Today, Governor Kate Brown announced a historic agreement between conservation groups and timber companies that represents an important first step in a process that will see the most significant update of Oregon’s Forest Practices Act in decades.
This agreement, formalized as a Memorandum of Understanding (MOU) between the timber industry and major conservation groups, should deliver significant benefits for Oregon’s salmon, steelhead and native trout, particularly in rural communities affected by aerial spray of pesticides, and in the Siskiyou region for rivers such as the Rogue, Smith and Chetco. Trout Unlimited is pleased to support this agreement.

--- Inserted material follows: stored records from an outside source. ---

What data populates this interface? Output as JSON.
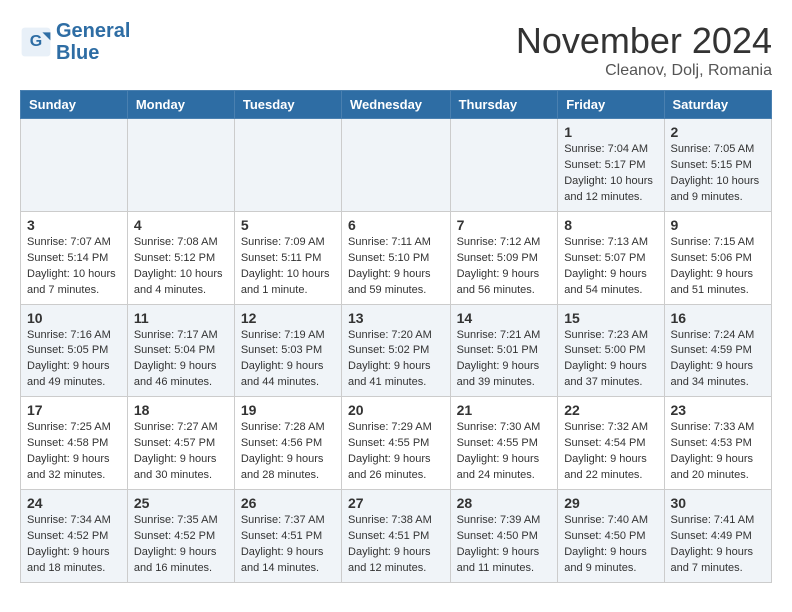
{
  "logo": {
    "line1": "General",
    "line2": "Blue"
  },
  "title": "November 2024",
  "location": "Cleanov, Dolj, Romania",
  "weekdays": [
    "Sunday",
    "Monday",
    "Tuesday",
    "Wednesday",
    "Thursday",
    "Friday",
    "Saturday"
  ],
  "weeks": [
    [
      {
        "day": "",
        "info": ""
      },
      {
        "day": "",
        "info": ""
      },
      {
        "day": "",
        "info": ""
      },
      {
        "day": "",
        "info": ""
      },
      {
        "day": "",
        "info": ""
      },
      {
        "day": "1",
        "info": "Sunrise: 7:04 AM\nSunset: 5:17 PM\nDaylight: 10 hours and 12 minutes."
      },
      {
        "day": "2",
        "info": "Sunrise: 7:05 AM\nSunset: 5:15 PM\nDaylight: 10 hours and 9 minutes."
      }
    ],
    [
      {
        "day": "3",
        "info": "Sunrise: 7:07 AM\nSunset: 5:14 PM\nDaylight: 10 hours and 7 minutes."
      },
      {
        "day": "4",
        "info": "Sunrise: 7:08 AM\nSunset: 5:12 PM\nDaylight: 10 hours and 4 minutes."
      },
      {
        "day": "5",
        "info": "Sunrise: 7:09 AM\nSunset: 5:11 PM\nDaylight: 10 hours and 1 minute."
      },
      {
        "day": "6",
        "info": "Sunrise: 7:11 AM\nSunset: 5:10 PM\nDaylight: 9 hours and 59 minutes."
      },
      {
        "day": "7",
        "info": "Sunrise: 7:12 AM\nSunset: 5:09 PM\nDaylight: 9 hours and 56 minutes."
      },
      {
        "day": "8",
        "info": "Sunrise: 7:13 AM\nSunset: 5:07 PM\nDaylight: 9 hours and 54 minutes."
      },
      {
        "day": "9",
        "info": "Sunrise: 7:15 AM\nSunset: 5:06 PM\nDaylight: 9 hours and 51 minutes."
      }
    ],
    [
      {
        "day": "10",
        "info": "Sunrise: 7:16 AM\nSunset: 5:05 PM\nDaylight: 9 hours and 49 minutes."
      },
      {
        "day": "11",
        "info": "Sunrise: 7:17 AM\nSunset: 5:04 PM\nDaylight: 9 hours and 46 minutes."
      },
      {
        "day": "12",
        "info": "Sunrise: 7:19 AM\nSunset: 5:03 PM\nDaylight: 9 hours and 44 minutes."
      },
      {
        "day": "13",
        "info": "Sunrise: 7:20 AM\nSunset: 5:02 PM\nDaylight: 9 hours and 41 minutes."
      },
      {
        "day": "14",
        "info": "Sunrise: 7:21 AM\nSunset: 5:01 PM\nDaylight: 9 hours and 39 minutes."
      },
      {
        "day": "15",
        "info": "Sunrise: 7:23 AM\nSunset: 5:00 PM\nDaylight: 9 hours and 37 minutes."
      },
      {
        "day": "16",
        "info": "Sunrise: 7:24 AM\nSunset: 4:59 PM\nDaylight: 9 hours and 34 minutes."
      }
    ],
    [
      {
        "day": "17",
        "info": "Sunrise: 7:25 AM\nSunset: 4:58 PM\nDaylight: 9 hours and 32 minutes."
      },
      {
        "day": "18",
        "info": "Sunrise: 7:27 AM\nSunset: 4:57 PM\nDaylight: 9 hours and 30 minutes."
      },
      {
        "day": "19",
        "info": "Sunrise: 7:28 AM\nSunset: 4:56 PM\nDaylight: 9 hours and 28 minutes."
      },
      {
        "day": "20",
        "info": "Sunrise: 7:29 AM\nSunset: 4:55 PM\nDaylight: 9 hours and 26 minutes."
      },
      {
        "day": "21",
        "info": "Sunrise: 7:30 AM\nSunset: 4:55 PM\nDaylight: 9 hours and 24 minutes."
      },
      {
        "day": "22",
        "info": "Sunrise: 7:32 AM\nSunset: 4:54 PM\nDaylight: 9 hours and 22 minutes."
      },
      {
        "day": "23",
        "info": "Sunrise: 7:33 AM\nSunset: 4:53 PM\nDaylight: 9 hours and 20 minutes."
      }
    ],
    [
      {
        "day": "24",
        "info": "Sunrise: 7:34 AM\nSunset: 4:52 PM\nDaylight: 9 hours and 18 minutes."
      },
      {
        "day": "25",
        "info": "Sunrise: 7:35 AM\nSunset: 4:52 PM\nDaylight: 9 hours and 16 minutes."
      },
      {
        "day": "26",
        "info": "Sunrise: 7:37 AM\nSunset: 4:51 PM\nDaylight: 9 hours and 14 minutes."
      },
      {
        "day": "27",
        "info": "Sunrise: 7:38 AM\nSunset: 4:51 PM\nDaylight: 9 hours and 12 minutes."
      },
      {
        "day": "28",
        "info": "Sunrise: 7:39 AM\nSunset: 4:50 PM\nDaylight: 9 hours and 11 minutes."
      },
      {
        "day": "29",
        "info": "Sunrise: 7:40 AM\nSunset: 4:50 PM\nDaylight: 9 hours and 9 minutes."
      },
      {
        "day": "30",
        "info": "Sunrise: 7:41 AM\nSunset: 4:49 PM\nDaylight: 9 hours and 7 minutes."
      }
    ]
  ]
}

The new agreement bridges a longstanding divide between commercial timber interests and conservation organizations that will put Oregon on a path toward sustainable forest management. For too long, conservation and forestry interests have fought over the adequacy of existing rules without producing meaningful change. We’re glad to see these divergent interests coming together to do what’s best for all Oregonians and commit to commonsense, science-based rules for managing Oregon’s forest lands that adequately protect people, fish and wildlife, and water quality.
The agreement reached today resolves to provide immediate, beneficial changes to forest rules while also establishing an accountable, collaborative process to secure additional long-term changes to forest rules through a comprehensive Habitat Conservation Plan (HCP).
Immediate reforms include changes to existing pesticide aerial spray rules that will include notice requirements for local communities, increased buffers to homes and schools and water intakes (from the existing 60 foot buffer requirement to a 300 foot buffer), no spray within the Riparian Management Areas of fish streams (60, 70, 80 or 100 feet depending on stream type and fish species present). The agreement also includes better streamside rules to protect the Rogue-Siskiyou region, primarily through increased riparian buffers that prevent logging in sensitive areas.
These changes represent a big step forward in the long struggle to better integrate management of Oregon’s timber resources with conservation of the state’s renowned coldwater fisheries. The new agreement will help protect people, drinking water sources, and salmon and steelhead populations in key rivers throughout the state, while sustaining Oregon’s tradition of working forests that provide jobs for rural communities.
Admittedly, the outcome of this collaborative process is uncertain. However, the progress of the initial discussions, including the immediate reforms, and meaningful support from the Governor’s office give us optimism that a modernized Forest Practices Act – and better long-term protections for our world-famous salmon and steelhead fisheries — is within reach.
Read more from the Oregonian here.
Read more from OPB here.